**Aim of the task:** Repeat all the lines below exactly, but omit the pictures.

**Data:**
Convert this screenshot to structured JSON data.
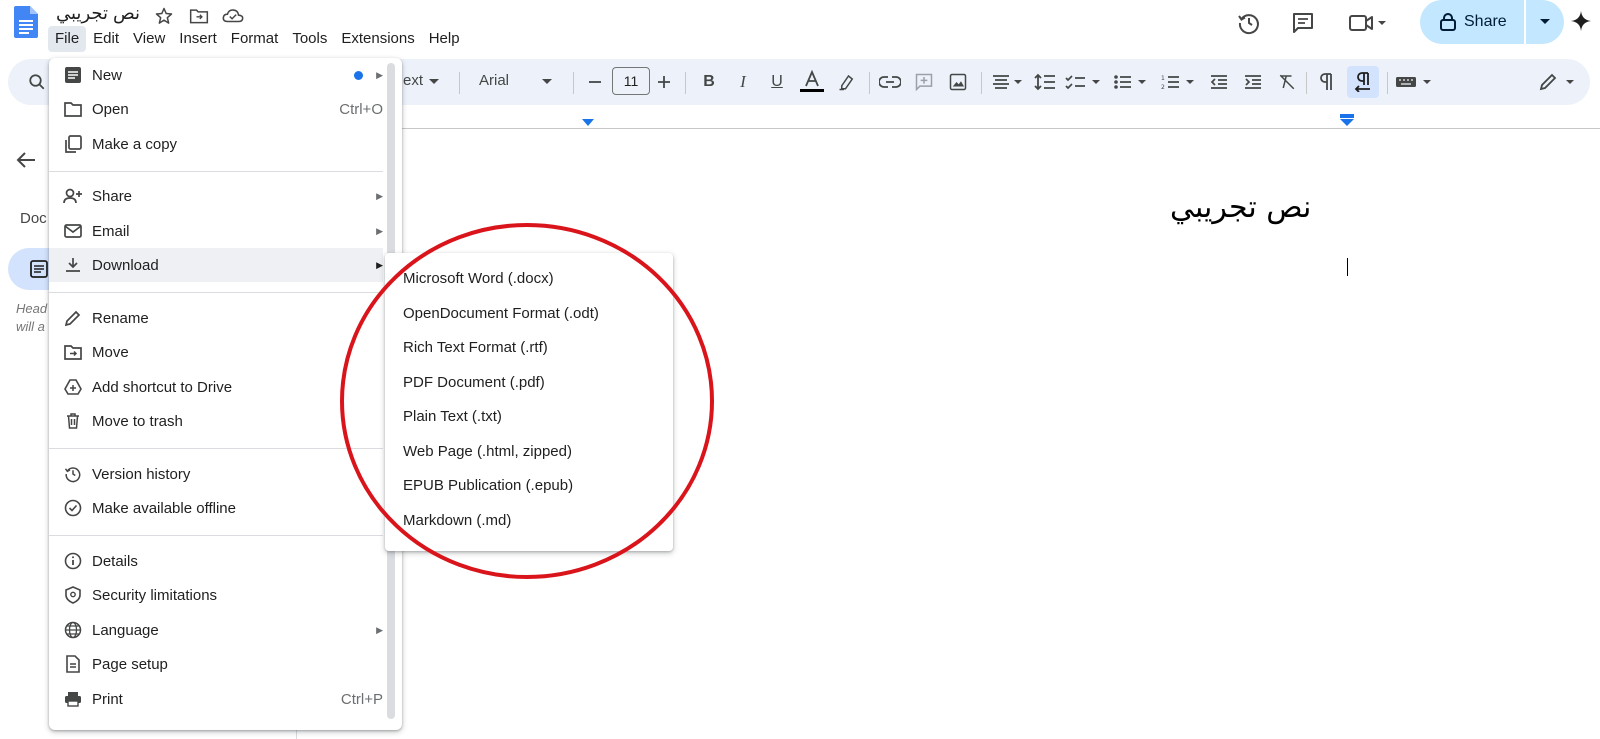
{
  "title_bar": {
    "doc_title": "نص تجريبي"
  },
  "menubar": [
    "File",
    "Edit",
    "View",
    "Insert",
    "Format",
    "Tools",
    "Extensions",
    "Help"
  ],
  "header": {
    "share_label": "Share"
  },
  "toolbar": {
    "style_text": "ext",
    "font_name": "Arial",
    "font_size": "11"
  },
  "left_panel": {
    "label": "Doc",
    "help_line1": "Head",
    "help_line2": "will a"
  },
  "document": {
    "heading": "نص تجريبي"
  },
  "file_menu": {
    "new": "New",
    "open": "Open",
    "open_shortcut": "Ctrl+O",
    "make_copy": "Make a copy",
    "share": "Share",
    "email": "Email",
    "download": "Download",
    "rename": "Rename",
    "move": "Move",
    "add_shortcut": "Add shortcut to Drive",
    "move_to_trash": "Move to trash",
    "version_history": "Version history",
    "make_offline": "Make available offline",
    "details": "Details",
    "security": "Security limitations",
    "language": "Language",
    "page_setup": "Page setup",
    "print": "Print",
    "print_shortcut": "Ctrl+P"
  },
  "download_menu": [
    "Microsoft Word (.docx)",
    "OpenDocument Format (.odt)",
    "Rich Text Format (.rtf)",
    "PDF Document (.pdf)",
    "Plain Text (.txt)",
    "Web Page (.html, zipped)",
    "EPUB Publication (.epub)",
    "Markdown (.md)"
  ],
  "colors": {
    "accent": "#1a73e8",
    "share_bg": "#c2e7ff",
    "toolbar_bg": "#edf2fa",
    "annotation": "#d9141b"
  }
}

**Solution to this problem:**
Convert this screenshot to structured JSON data.
{
  "title_bar": {
    "doc_title": "نص تجريبي"
  },
  "menubar": [
    "File",
    "Edit",
    "View",
    "Insert",
    "Format",
    "Tools",
    "Extensions",
    "Help"
  ],
  "header": {
    "share_label": "Share"
  },
  "toolbar": {
    "style_text": "ext",
    "font_name": "Arial",
    "font_size": "11"
  },
  "left_panel": {
    "label": "Doc",
    "help_line1": "Head",
    "help_line2": "will a"
  },
  "document": {
    "heading": "نص تجريبي"
  },
  "file_menu": {
    "new": "New",
    "open": "Open",
    "open_shortcut": "Ctrl+O",
    "make_copy": "Make a copy",
    "share": "Share",
    "email": "Email",
    "download": "Download",
    "rename": "Rename",
    "move": "Move",
    "add_shortcut": "Add shortcut to Drive",
    "move_to_trash": "Move to trash",
    "version_history": "Version history",
    "make_offline": "Make available offline",
    "details": "Details",
    "security": "Security limitations",
    "language": "Language",
    "page_setup": "Page setup",
    "print": "Print",
    "print_shortcut": "Ctrl+P"
  },
  "download_menu": [
    "Microsoft Word (.docx)",
    "OpenDocument Format (.odt)",
    "Rich Text Format (.rtf)",
    "PDF Document (.pdf)",
    "Plain Text (.txt)",
    "Web Page (.html, zipped)",
    "EPUB Publication (.epub)",
    "Markdown (.md)"
  ],
  "colors": {
    "accent": "#1a73e8",
    "share_bg": "#c2e7ff",
    "toolbar_bg": "#edf2fa",
    "annotation": "#d9141b"
  }
}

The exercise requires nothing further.